- _Instructions to follow_
Each entry must be output exactly as it appears.

- _Extracted entries_
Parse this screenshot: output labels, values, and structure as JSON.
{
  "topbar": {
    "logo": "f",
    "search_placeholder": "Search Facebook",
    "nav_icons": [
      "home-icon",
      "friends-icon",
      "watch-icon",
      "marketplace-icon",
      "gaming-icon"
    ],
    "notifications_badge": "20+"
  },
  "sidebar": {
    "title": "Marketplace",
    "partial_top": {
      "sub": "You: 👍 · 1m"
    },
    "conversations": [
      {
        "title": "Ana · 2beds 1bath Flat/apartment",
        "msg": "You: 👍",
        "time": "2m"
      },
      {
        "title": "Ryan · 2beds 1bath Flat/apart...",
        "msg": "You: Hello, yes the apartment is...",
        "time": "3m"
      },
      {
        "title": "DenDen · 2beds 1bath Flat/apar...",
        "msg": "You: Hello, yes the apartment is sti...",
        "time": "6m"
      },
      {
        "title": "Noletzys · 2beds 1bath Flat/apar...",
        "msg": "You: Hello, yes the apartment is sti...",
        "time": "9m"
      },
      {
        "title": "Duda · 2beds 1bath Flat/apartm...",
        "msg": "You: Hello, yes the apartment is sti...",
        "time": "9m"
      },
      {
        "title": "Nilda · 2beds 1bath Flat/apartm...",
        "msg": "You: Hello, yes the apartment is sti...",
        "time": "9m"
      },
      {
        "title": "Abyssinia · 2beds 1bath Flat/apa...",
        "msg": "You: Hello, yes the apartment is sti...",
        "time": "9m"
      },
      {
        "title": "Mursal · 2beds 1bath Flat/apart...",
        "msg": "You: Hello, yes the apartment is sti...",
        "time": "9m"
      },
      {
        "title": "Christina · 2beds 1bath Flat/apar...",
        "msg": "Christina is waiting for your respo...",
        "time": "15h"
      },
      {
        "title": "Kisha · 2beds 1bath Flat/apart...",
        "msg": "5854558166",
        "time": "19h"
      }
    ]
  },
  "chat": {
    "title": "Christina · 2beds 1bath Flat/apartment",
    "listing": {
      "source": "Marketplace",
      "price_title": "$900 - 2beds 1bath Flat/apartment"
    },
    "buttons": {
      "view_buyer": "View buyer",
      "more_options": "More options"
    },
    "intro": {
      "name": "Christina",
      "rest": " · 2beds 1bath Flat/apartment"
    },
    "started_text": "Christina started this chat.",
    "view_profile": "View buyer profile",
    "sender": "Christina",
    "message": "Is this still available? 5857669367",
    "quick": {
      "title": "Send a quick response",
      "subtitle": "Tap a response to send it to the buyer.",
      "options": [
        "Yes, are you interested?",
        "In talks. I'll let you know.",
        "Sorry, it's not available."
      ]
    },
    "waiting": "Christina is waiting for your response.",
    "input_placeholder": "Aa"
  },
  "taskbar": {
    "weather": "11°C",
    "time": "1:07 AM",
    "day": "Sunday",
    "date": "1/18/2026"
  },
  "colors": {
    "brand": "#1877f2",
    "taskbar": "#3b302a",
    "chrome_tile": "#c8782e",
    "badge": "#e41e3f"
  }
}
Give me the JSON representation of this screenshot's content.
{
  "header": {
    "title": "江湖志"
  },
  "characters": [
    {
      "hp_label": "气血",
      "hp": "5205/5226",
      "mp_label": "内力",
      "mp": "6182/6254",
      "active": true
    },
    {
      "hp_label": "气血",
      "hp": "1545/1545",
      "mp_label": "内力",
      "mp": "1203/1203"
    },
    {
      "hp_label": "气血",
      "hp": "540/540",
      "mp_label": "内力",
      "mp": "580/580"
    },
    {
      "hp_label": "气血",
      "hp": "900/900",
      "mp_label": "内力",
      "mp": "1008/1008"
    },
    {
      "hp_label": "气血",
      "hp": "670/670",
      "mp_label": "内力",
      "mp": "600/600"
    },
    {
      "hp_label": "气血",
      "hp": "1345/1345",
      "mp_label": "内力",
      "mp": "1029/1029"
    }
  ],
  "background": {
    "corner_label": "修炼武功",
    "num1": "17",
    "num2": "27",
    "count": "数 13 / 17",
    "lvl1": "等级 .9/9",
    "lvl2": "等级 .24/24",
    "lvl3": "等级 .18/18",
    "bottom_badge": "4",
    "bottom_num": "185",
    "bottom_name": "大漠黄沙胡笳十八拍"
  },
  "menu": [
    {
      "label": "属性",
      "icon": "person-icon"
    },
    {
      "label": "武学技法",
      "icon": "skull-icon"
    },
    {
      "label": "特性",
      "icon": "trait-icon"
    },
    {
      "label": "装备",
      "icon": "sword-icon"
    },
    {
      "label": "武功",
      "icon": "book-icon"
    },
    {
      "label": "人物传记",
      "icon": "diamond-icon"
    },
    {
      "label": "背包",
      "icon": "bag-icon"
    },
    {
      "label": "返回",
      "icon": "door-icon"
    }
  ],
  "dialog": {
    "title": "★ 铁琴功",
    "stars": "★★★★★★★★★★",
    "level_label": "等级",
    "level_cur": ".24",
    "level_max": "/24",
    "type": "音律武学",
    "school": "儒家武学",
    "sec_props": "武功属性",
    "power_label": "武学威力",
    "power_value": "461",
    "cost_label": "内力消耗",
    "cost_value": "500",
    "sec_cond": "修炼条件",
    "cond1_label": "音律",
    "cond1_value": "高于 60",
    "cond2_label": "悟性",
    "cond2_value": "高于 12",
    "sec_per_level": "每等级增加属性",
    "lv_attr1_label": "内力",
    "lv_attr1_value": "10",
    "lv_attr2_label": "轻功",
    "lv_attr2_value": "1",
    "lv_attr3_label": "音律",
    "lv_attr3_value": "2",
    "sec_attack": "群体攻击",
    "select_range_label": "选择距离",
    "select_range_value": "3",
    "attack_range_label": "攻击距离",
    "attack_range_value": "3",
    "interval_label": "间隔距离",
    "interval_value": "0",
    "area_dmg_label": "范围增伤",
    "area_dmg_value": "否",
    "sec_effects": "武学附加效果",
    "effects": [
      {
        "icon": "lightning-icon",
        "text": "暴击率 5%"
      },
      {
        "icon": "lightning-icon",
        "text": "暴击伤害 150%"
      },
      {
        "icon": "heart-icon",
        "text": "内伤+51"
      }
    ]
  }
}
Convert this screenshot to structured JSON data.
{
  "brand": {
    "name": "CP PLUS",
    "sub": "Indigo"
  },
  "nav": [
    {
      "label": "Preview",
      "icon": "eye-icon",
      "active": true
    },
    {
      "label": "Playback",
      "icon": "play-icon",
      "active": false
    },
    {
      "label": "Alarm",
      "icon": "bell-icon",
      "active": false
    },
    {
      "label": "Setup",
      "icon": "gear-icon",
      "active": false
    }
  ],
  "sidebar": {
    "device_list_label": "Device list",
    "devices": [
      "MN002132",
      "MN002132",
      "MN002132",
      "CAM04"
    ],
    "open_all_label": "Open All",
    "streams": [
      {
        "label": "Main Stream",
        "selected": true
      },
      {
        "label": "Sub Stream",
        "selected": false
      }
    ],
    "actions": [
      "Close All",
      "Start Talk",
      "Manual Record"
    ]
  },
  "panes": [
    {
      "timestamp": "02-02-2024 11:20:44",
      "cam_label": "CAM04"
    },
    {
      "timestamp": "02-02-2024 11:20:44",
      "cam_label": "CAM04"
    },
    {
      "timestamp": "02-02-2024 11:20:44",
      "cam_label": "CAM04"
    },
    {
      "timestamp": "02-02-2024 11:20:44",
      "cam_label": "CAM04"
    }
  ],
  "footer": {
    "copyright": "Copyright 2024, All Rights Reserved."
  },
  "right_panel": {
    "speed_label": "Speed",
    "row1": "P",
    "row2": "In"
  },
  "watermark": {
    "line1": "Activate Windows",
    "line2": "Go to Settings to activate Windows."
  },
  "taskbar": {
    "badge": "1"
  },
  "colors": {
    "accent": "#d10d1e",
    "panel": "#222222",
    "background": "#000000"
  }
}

- _The answer_
Parse this screenshot: output labels, values, and structure as JSON.
{
  "topbar": {
    "logo": "f",
    "search_placeholder": "Search Facebook",
    "nav_icons": [
      "home-icon",
      "friends-icon",
      "watch-icon",
      "marketplace-icon",
      "gaming-icon"
    ],
    "notifications_badge": "20+"
  },
  "sidebar": {
    "title": "Marketplace",
    "partial_top": {
      "sub": "You: 👍 · 1m"
    },
    "conversations": [
      {
        "title": "Ana · 2beds 1bath Flat/apartment",
        "msg": "You: 👍",
        "time": "2m"
      },
      {
        "title": "Ryan · 2beds 1bath Flat/apart...",
        "msg": "You: Hello, yes the apartment is...",
        "time": "3m"
      },
      {
        "title": "DenDen · 2beds 1bath Flat/apar...",
        "msg": "You: Hello, yes the apartment is sti...",
        "time": "6m"
      },
      {
        "title": "Noletzys · 2beds 1bath Flat/apar...",
        "msg": "You: Hello, yes the apartment is sti...",
        "time": "9m"
      },
      {
        "title": "Duda · 2beds 1bath Flat/apartm...",
        "msg": "You: Hello, yes the apartment is sti...",
        "time": "9m"
      },
      {
        "title": "Nilda · 2beds 1bath Flat/apartm...",
        "msg": "You: Hello, yes the apartment is sti...",
        "time": "9m"
      },
      {
        "title": "Abyssinia · 2beds 1bath Flat/apa...",
        "msg": "You: Hello, yes the apartment is sti...",
        "time": "9m"
      },
      {
        "title": "Mursal · 2beds 1bath Flat/apart...",
        "msg": "You: Hello, yes the apartment is sti...",
        "time": "9m"
      },
      {
        "title": "Christina · 2beds 1bath Flat/apar...",
        "msg": "Christina is waiting for your respo...",
        "time": "15h"
      },
      {
        "title": "Kisha · 2beds 1bath Flat/apart...",
        "msg": "5854558166",
        "time": "19h"
      }
    ]
  },
  "chat": {
    "title": "Christina · 2beds 1bath Flat/apartment",
    "listing": {
      "source": "Marketplace",
      "price_title": "$900 - 2beds 1bath Flat/apartment"
    },
    "buttons": {
      "view_buyer": "View buyer",
      "more_options": "More options"
    },
    "intro": {
      "name": "Christina",
      "rest": " · 2beds 1bath Flat/apartment"
    },
    "started_text": "Christina started this chat.",
    "view_profile": "View buyer profile",
    "sender": "Christina",
    "message": "Is this still available? 5857669367",
    "quick": {
      "title": "Send a quick response",
      "subtitle": "Tap a response to send it to the buyer.",
      "options": [
        "Yes, are you interested?",
        "In talks. I'll let you know.",
        "Sorry, it's not available."
      ]
    },
    "waiting": "Christina is waiting for your response.",
    "input_placeholder": "Aa"
  },
  "taskbar": {
    "weather": "11°C",
    "time": "1:07 AM",
    "day": "Sunday",
    "date": "1/18/2026"
  },
  "colors": {
    "brand": "#1877f2",
    "taskbar": "#3b302a",
    "chrome_tile": "#c8782e",
    "badge": "#e41e3f"
  }
}
Give me the JSON representation of this screenshot's content.
{
  "header": {
    "title": "江湖志"
  },
  "characters": [
    {
      "hp_label": "气血",
      "hp": "5205/5226",
      "mp_label": "内力",
      "mp": "6182/6254",
      "active": true
    },
    {
      "hp_label": "气血",
      "hp": "1545/1545",
      "mp_label": "内力",
      "mp": "1203/1203"
    },
    {
      "hp_label": "气血",
      "hp": "540/540",
      "mp_label": "内力",
      "mp": "580/580"
    },
    {
      "hp_label": "气血",
      "hp": "900/900",
      "mp_label": "内力",
      "mp": "1008/1008"
    },
    {
      "hp_label": "气血",
      "hp": "670/670",
      "mp_label": "内力",
      "mp": "600/600"
    },
    {
      "hp_label": "气血",
      "hp": "1345/1345",
      "mp_label": "内力",
      "mp": "1029/1029"
    }
  ],
  "background": {
    "corner_label": "修炼武功",
    "num1": "17",
    "num2": "27",
    "count": "数 13 / 17",
    "lvl1": "等级 .9/9",
    "lvl2": "等级 .24/24",
    "lvl3": "等级 .18/18",
    "bottom_badge": "4",
    "bottom_num": "185",
    "bottom_name": "大漠黄沙胡笳十八拍"
  },
  "menu": [
    {
      "label": "属性",
      "icon": "person-icon"
    },
    {
      "label": "武学技法",
      "icon": "skull-icon"
    },
    {
      "label": "特性",
      "icon": "trait-icon"
    },
    {
      "label": "装备",
      "icon": "sword-icon"
    },
    {
      "label": "武功",
      "icon": "book-icon"
    },
    {
      "label": "人物传记",
      "icon": "diamond-icon"
    },
    {
      "label": "背包",
      "icon": "bag-icon"
    },
    {
      "label": "返回",
      "icon": "door-icon"
    }
  ],
  "dialog": {
    "title": "★ 铁琴功",
    "stars": "★★★★★★★★★★",
    "level_label": "等级",
    "level_cur": ".24",
    "level_max": "/24",
    "type": "音律武学",
    "school": "儒家武学",
    "sec_props": "武功属性",
    "power_label": "武学威力",
    "power_value": "461",
    "cost_label": "内力消耗",
    "cost_value": "500",
    "sec_cond": "修炼条件",
    "cond1_label": "音律",
    "cond1_value": "高于 60",
    "cond2_label": "悟性",
    "cond2_value": "高于 12",
    "sec_per_level": "每等级增加属性",
    "lv_attr1_label": "内力",
    "lv_attr1_value": "10",
    "lv_attr2_label": "轻功",
    "lv_attr2_value": "1",
    "lv_attr3_label": "音律",
    "lv_attr3_value": "2",
    "sec_attack": "群体攻击",
    "select_range_label": "选择距离",
    "select_range_value": "3",
    "attack_range_label": "攻击距离",
    "attack_range_value": "3",
    "interval_label": "间隔距离",
    "interval_value": "0",
    "area_dmg_label": "范围增伤",
    "area_dmg_value": "否",
    "sec_effects": "武学附加效果",
    "effects": [
      {
        "icon": "lightning-icon",
        "text": "暴击率 5%"
      },
      {
        "icon": "lightning-icon",
        "text": "暴击伤害 150%"
      },
      {
        "icon": "heart-icon",
        "text": "内伤+51"
      }
    ]
  }
}
Convert this screenshot to structured JSON data.
{
  "brand": {
    "name": "CP PLUS",
    "sub": "Indigo"
  },
  "nav": [
    {
      "label": "Preview",
      "icon": "eye-icon",
      "active": true
    },
    {
      "label": "Playback",
      "icon": "play-icon",
      "active": false
    },
    {
      "label": "Alarm",
      "icon": "bell-icon",
      "active": false
    },
    {
      "label": "Setup",
      "icon": "gear-icon",
      "active": false
    }
  ],
  "sidebar": {
    "device_list_label": "Device list",
    "devices": [
      "MN002132",
      "MN002132",
      "MN002132",
      "CAM04"
    ],
    "open_all_label": "Open All",
    "streams": [
      {
        "label": "Main Stream",
        "selected": true
      },
      {
        "label": "Sub Stream",
        "selected": false
      }
    ],
    "actions": [
      "Close All",
      "Start Talk",
      "Manual Record"
    ]
  },
  "panes": [
    {
      "timestamp": "02-02-2024 11:20:44",
      "cam_label": "CAM04"
    },
    {
      "timestamp": "02-02-2024 11:20:44",
      "cam_label": "CAM04"
    },
    {
      "timestamp": "02-02-2024 11:20:44",
      "cam_label": "CAM04"
    },
    {
      "timestamp": "02-02-2024 11:20:44",
      "cam_label": "CAM04"
    }
  ],
  "footer": {
    "copyright": "Copyright 2024, All Rights Reserved."
  },
  "right_panel": {
    "speed_label": "Speed",
    "row1": "P",
    "row2": "In"
  },
  "watermark": {
    "line1": "Activate Windows",
    "line2": "Go to Settings to activate Windows."
  },
  "taskbar": {
    "badge": "1"
  },
  "colors": {
    "accent": "#d10d1e",
    "panel": "#222222",
    "background": "#000000"
  }
}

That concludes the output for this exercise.